What to produce — All of the data below should be written out again exactly.

Data —

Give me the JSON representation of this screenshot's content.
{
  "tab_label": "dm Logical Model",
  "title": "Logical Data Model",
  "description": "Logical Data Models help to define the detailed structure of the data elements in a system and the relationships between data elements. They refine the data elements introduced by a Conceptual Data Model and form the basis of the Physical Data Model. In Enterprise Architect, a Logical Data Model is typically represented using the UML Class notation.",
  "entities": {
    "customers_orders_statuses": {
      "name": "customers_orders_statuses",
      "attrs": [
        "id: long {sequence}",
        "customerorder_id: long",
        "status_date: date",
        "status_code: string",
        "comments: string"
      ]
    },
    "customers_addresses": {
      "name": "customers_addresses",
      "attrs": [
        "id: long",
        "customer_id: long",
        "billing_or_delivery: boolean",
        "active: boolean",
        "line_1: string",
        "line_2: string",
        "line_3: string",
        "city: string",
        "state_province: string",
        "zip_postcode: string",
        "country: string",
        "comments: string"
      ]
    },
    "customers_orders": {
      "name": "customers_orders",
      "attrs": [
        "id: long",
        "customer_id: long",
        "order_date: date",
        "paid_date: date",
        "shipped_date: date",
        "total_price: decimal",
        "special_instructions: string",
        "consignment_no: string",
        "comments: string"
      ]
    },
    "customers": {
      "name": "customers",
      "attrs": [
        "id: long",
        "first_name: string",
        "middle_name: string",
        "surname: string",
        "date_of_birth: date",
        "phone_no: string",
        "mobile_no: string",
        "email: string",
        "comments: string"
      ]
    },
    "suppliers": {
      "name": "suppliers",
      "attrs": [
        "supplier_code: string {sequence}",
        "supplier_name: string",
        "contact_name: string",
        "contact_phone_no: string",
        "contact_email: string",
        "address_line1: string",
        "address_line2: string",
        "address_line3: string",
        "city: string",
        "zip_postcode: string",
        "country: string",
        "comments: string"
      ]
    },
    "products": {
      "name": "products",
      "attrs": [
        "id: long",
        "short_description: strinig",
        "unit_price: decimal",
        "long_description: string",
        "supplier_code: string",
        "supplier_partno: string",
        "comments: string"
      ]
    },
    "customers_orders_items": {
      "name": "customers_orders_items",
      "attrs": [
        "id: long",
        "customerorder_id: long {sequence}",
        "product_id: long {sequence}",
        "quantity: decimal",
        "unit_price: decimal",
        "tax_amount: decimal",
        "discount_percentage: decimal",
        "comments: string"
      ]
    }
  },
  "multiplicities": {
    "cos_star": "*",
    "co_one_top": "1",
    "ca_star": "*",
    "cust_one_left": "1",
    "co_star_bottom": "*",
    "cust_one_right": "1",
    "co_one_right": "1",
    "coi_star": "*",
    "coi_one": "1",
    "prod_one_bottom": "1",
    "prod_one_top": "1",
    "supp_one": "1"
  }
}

Response for this exercise —
Give me the JSON representation of this screenshot's content.
{
  "tab_label": "dm Logical Model",
  "title": "Logical Data Model",
  "description": "Logical Data Models help to define the detailed structure of the data elements in a system and the relationships between data elements. They refine the data elements introduced by a Conceptual Data Model and form the basis of the Physical Data Model. In Enterprise Architect, a Logical Data Model is typically represented using the UML Class notation.",
  "entities": {
    "customers_orders_statuses": {
      "name": "customers_orders_statuses",
      "attrs": [
        "id: long {sequence}",
        "customerorder_id: long",
        "status_date: date",
        "status_code: string",
        "comments: string"
      ]
    },
    "customers_addresses": {
      "name": "customers_addresses",
      "attrs": [
        "id: long",
        "customer_id: long",
        "billing_or_delivery: boolean",
        "active: boolean",
        "line_1: string",
        "line_2: string",
        "line_3: string",
        "city: string",
        "state_province: string",
        "zip_postcode: string",
        "country: string",
        "comments: string"
      ]
    },
    "customers_orders": {
      "name": "customers_orders",
      "attrs": [
        "id: long",
        "customer_id: long",
        "order_date: date",
        "paid_date: date",
        "shipped_date: date",
        "total_price: decimal",
        "special_instructions: string",
        "consignment_no: string",
        "comments: string"
      ]
    },
    "customers": {
      "name": "customers",
      "attrs": [
        "id: long",
        "first_name: string",
        "middle_name: string",
        "surname: string",
        "date_of_birth: date",
        "phone_no: string",
        "mobile_no: string",
        "email: string",
        "comments: string"
      ]
    },
    "suppliers": {
      "name": "suppliers",
      "attrs": [
        "supplier_code: string {sequence}",
        "supplier_name: string",
        "contact_name: string",
        "contact_phone_no: string",
        "contact_email: string",
        "address_line1: string",
        "address_line2: string",
        "address_line3: string",
        "city: string",
        "zip_postcode: string",
        "country: string",
        "comments: string"
      ]
    },
    "products": {
      "name": "products",
      "attrs": [
        "id: long",
        "short_description: strinig",
        "unit_price: decimal",
        "long_description: string",
        "supplier_code: string",
        "supplier_partno: string",
        "comments: string"
      ]
    },
    "customers_orders_items": {
      "name": "customers_orders_items",
      "attrs": [
        "id: long",
        "customerorder_id: long {sequence}",
        "product_id: long {sequence}",
        "quantity: decimal",
        "unit_price: decimal",
        "tax_amount: decimal",
        "discount_percentage: decimal",
        "comments: string"
      ]
    }
  },
  "multiplicities": {
    "cos_star": "*",
    "co_one_top": "1",
    "ca_star": "*",
    "cust_one_left": "1",
    "co_star_bottom": "*",
    "cust_one_right": "1",
    "co_one_right": "1",
    "coi_star": "*",
    "coi_one": "1",
    "prod_one_bottom": "1",
    "prod_one_top": "1",
    "supp_one": "1"
  }
}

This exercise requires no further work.